Ugandan campaign pins hopes on female condom
KAMPALA, 22 August 2013 (IRIN) – As Uganda continues to struggle with condom shortages and inconsistent use, an ongoing campaign hopes to encourage more young people to use condoms and to raise the profile of the little-used female condom.
The multimedia campaign, dubbed “If it’s not on, it’s not safe“, is run by local health group Uganda Health Marketing Group (UHMG) with funding from the UN Population Fund (UNFPA), and is designed to reduce the rate of sexually-transmitted infections (STI) and unplanned pregnancies among people aged 18-34.
It includes broadcasting of radio and TV spots on female and male condoms, DJ mentions, as well as TV talk-show discussions, billboard ads and posters.
Research shows that while high-risk sex is common in Uganda, male and female condom use is fairly erratic. Meanwhile, HIV prevalence in Uganda is rising, going from 6.4 percent in 2005 to 7.3 percent in 2012, making effective HIV prevention campaigns more urgent than ever.
Supply chain problems – including a requirement for post-shipment testing on imported condoms – have led to regular nationwide male condom shortages in the country, which requires some 240 million annually but only receives about half that through the public sector.
Uganda has had numerous condom drives over the past three decades, but according to Daudi Ochieng, head of communications at UHMG, the placement of the female condom at the front and centre of this campaign is what could make the difference.
“The positioning of the female condom is `Power is now in your hands’ and this is intended to portray the woman as having the power to say, `look man, I have a condom too so go away with your excuses of why we can’t have safe sex’,” he told IRIN. “The other point of positioning is now we have a female condom that can be worn 12 hours in advance of sexual intercourse.

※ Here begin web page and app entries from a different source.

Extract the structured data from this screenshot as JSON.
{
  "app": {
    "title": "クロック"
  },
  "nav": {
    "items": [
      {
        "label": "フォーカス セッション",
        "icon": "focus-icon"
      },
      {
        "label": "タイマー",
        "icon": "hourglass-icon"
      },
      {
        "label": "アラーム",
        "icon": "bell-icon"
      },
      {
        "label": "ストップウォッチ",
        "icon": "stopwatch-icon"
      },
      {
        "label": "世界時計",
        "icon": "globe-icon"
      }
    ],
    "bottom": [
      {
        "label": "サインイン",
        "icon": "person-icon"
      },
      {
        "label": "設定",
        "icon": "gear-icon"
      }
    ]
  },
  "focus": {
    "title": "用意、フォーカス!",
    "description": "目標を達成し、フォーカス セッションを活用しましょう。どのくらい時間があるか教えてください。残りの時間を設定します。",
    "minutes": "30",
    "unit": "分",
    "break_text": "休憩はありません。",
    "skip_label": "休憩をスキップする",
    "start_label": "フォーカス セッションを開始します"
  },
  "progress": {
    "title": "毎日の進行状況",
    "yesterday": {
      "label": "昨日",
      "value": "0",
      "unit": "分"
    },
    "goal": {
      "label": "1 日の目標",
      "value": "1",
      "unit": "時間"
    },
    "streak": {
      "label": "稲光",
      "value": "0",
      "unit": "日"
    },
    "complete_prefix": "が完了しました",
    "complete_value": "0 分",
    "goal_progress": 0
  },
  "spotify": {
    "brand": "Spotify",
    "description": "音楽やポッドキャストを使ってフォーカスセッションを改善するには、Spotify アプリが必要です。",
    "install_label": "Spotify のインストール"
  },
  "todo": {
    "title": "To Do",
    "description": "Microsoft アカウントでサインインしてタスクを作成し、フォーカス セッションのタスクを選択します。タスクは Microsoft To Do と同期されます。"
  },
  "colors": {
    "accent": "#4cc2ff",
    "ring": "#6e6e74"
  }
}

This way it doesn’t get in the way of the heat of the moment, also… in times of poor negotiating for sex the woman can guard herself from unintended pregnancies and HIV by wearing it in advance.”
The female condom is a 17cm-long polyurethane sheath with a flexible ring at each end. It provides about the same protection from sexually transmitted infections – including HIV – and unwanted pregnancy as the male condom, but unlike the male condom, can be used with oil- and water-based lubricants without the risk of breakage.
Since the campaign began in June, more than 10,000 female condoms and 360,000 male condoms have been distributed free of charge, with another 120,000 condoms sold.
A hard sell
Earlier efforts to popularize the female condom in Uganda failed. In 2007, the government stopped distributing the original female condom, FC1, on the grounds that women had complained it was “noisy” during sex. The FC2 was introduced in 2009, but has not, until now, been promoted publicly. While it has done better than its predecessor, it continues to lag well behind the male condom.
Another barrier has been cost – when it is sold, the female condom costs significantly more than its male counterpart.
According to baseline research conducted by UNFPA and UHMG in 2011, myths and misconceptions were the biggest hindrance to female condom uptake, with only a small minority of those interviewed ever having seen or used the condom.
“I see the condom, but even me as a medical doctor I don’t know how to use it. I wonder how the ordinary women can insert it in. The condom looks big and scary. I fear to use it,” a female doctor at Kampala’s Mulago Hospital, told IRIN.
Vastha Kibirige, the national condom coordinator at the Ministry of Health, told IRIN that a study was planned to establish the current use of FC2 in the country.
“The uptake of female condoms has slightly improved. Since people are picking them, we need to have a follow up study to know whether they use it or not,” she said. “You can’t tell whether they are using it or not. Some people may pick and take them for curiosity.”
A 2011 study by UNFPA found that female condoms were slowly gaining popularity around the world, largely as a result of successful partnerships between governments and technical agencies advocating their use and increasing their availability.
Comprehensive HIV prevention
HIV activists have welcomed the campaign, but some warn that other HIV prevention methods – in addition to condom use, Uganda relies on messages of abstinence, faithfulness and on biomedical methods – must remain in the frame as well.
In addition, they say any campaign to boost female and male condom use must be met with a significant improvement in their supply, in order to ensure consistent availability and use.
According to Alice Kayongo, regional policy and advocacy manager at Uganda Cares, a programme of US-based NGO AIDS Healthcare Foundation, there is a need to bring on board non-traditional partners including religious groups, cultural leaders and men to encourage all sections of the population to use both male and female condoms responsibly.
According to Ochieng, campaigns like the current one will help make female condoms a more mainstream part of people’s sexual lives. “We need to continue the promotion and demonstration so that we can move this from a trial proposition to a habit.”